ACTIVITY: Wherever the word "Graphics" shows up in the data, report the line it sits in.

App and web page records
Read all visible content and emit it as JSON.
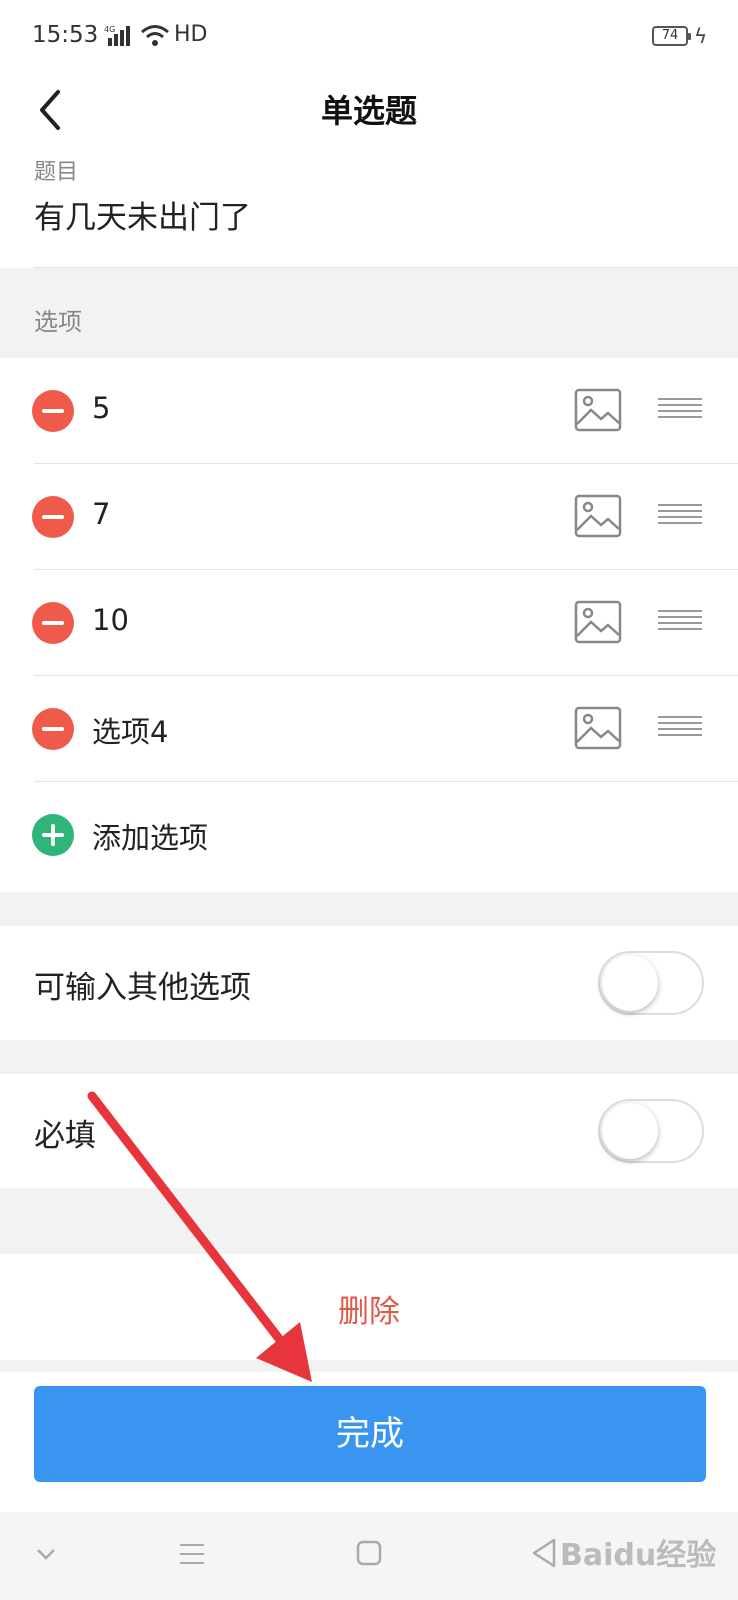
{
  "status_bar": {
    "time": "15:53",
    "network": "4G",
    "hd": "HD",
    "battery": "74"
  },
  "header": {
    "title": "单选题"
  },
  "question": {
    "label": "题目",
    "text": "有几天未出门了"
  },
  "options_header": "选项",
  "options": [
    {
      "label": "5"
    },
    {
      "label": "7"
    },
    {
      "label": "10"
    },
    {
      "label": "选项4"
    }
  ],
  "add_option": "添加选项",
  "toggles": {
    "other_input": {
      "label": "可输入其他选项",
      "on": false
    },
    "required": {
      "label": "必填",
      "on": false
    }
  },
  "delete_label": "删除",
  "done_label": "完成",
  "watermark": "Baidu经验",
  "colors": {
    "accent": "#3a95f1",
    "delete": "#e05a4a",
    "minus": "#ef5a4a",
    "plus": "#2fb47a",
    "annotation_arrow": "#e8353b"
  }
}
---
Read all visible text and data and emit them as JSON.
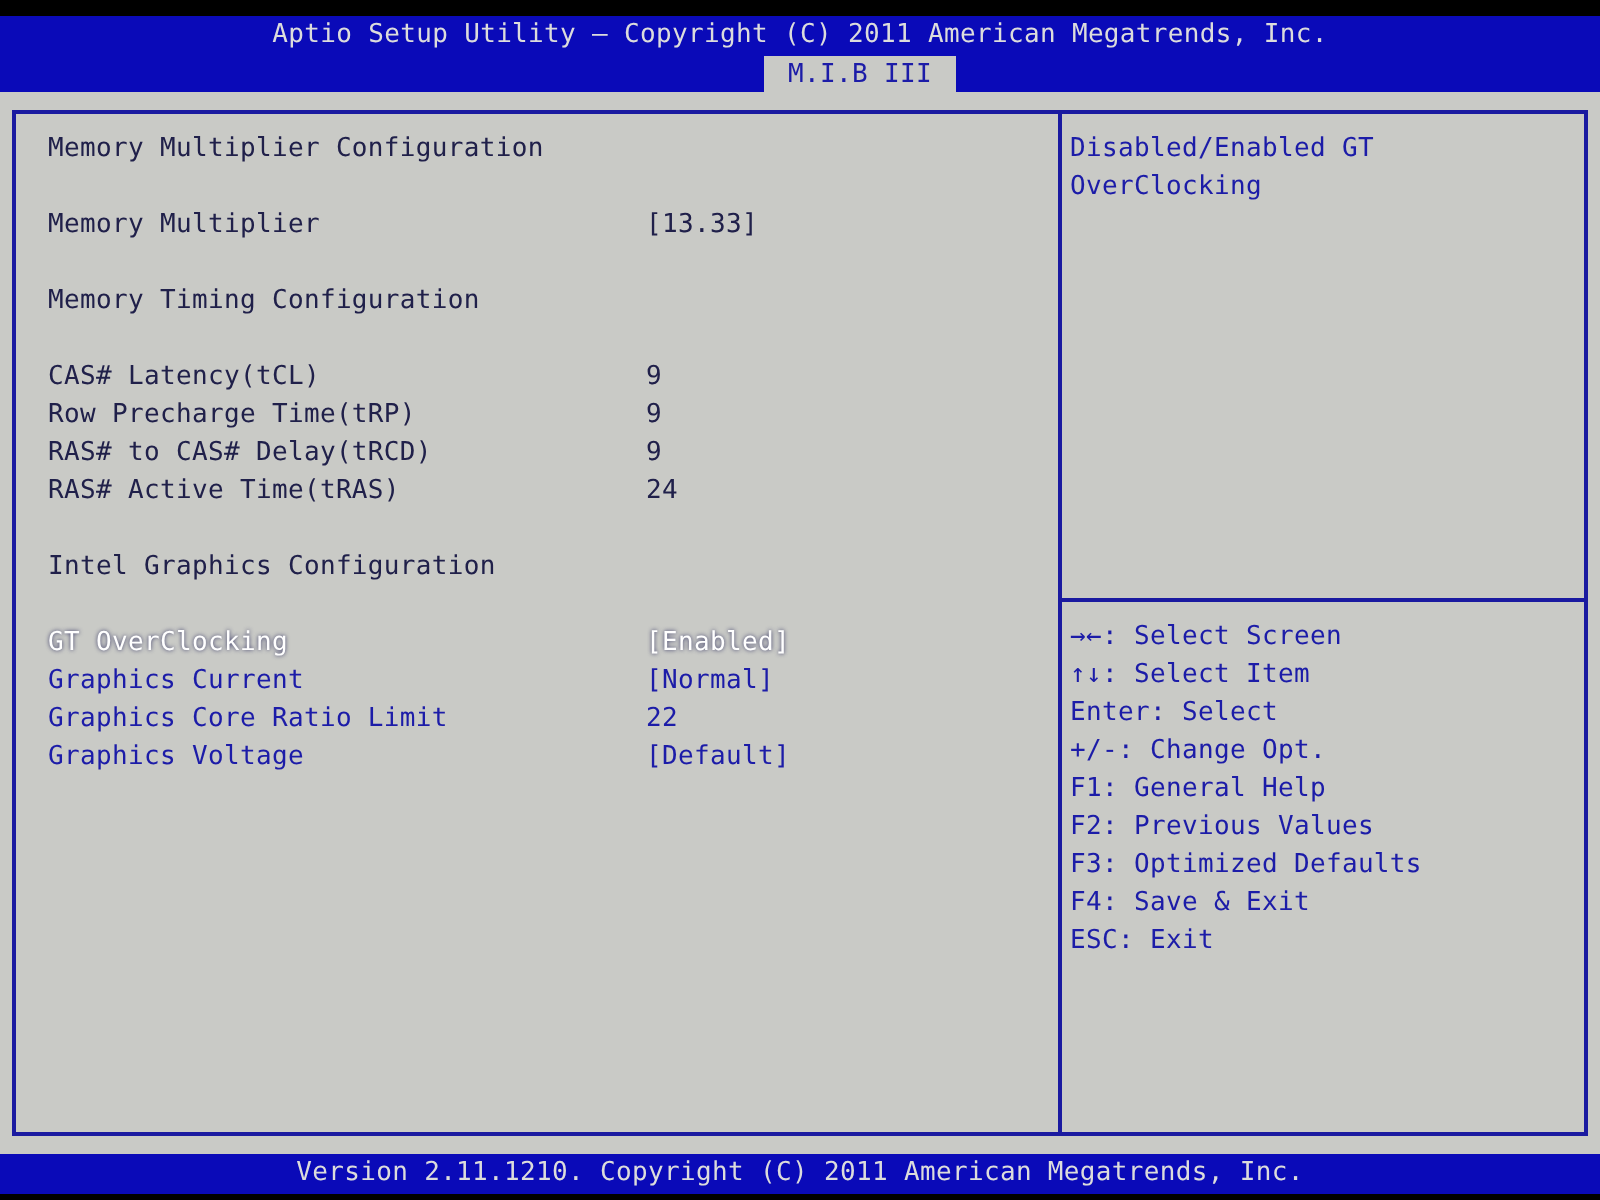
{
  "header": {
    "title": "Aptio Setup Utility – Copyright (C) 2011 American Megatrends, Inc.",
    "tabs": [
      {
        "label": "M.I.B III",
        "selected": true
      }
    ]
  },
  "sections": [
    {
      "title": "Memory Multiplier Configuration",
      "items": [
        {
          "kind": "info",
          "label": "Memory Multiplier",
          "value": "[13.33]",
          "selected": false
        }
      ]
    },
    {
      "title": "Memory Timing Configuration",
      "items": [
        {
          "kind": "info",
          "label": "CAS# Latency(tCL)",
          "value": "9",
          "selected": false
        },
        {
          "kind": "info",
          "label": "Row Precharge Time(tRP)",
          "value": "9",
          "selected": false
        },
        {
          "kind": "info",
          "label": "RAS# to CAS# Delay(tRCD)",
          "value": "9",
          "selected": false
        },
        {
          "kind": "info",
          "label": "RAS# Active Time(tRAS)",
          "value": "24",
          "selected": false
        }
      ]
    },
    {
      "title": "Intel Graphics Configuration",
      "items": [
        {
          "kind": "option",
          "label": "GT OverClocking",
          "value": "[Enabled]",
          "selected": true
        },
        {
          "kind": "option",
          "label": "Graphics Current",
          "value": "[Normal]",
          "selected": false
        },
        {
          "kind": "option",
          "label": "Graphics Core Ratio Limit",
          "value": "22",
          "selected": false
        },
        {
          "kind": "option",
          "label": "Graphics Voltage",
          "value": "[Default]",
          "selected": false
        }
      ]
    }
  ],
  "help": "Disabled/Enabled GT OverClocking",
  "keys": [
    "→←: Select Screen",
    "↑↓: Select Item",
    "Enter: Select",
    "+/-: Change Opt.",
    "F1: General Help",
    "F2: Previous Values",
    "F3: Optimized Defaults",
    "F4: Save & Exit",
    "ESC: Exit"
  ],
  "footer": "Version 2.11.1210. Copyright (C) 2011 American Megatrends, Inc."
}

EXERCISE ANSWER:
      "title": "Intel Graphics Configuration",
          "label": "Graphics Current",
          "label": "Graphics Core Ratio Limit",
          "label": "Graphics Voltage",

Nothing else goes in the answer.